━━━ Input data ━━━

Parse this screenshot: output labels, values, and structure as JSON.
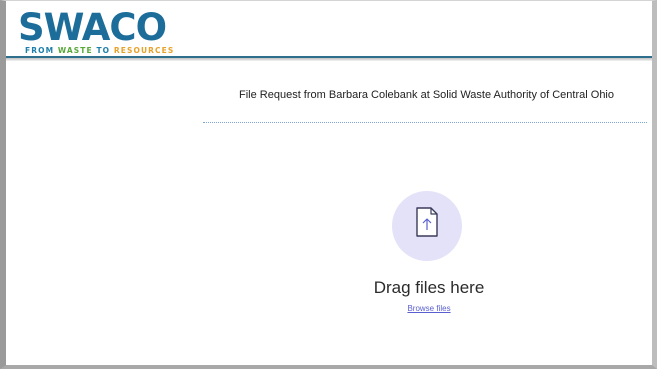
{
  "header": {
    "logo_text": "SWACO",
    "logo_tagline_part1": "FROM ",
    "logo_tagline_part2": "WASTE",
    "logo_tagline_part3": " TO ",
    "logo_tagline_part4": "RESOURCES"
  },
  "main": {
    "title": "File Request from Barbara Colebank at Solid Waste Authority of Central Ohio",
    "drop_label": "Drag files here",
    "browse_label": "Browse files",
    "upload_icon": "file-upload-icon"
  },
  "colors": {
    "brand_blue": "#1d6d9a",
    "brand_green": "#58a839",
    "brand_orange": "#e7a22b",
    "header_rule": "#2d6f8c",
    "upload_circle": "#e4e2f8",
    "link": "#5a5fcf"
  }
}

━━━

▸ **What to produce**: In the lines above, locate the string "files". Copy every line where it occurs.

▸ **Exercise output**:
    "drop_label": "Drag files here",
    "browse_label": "Browse files",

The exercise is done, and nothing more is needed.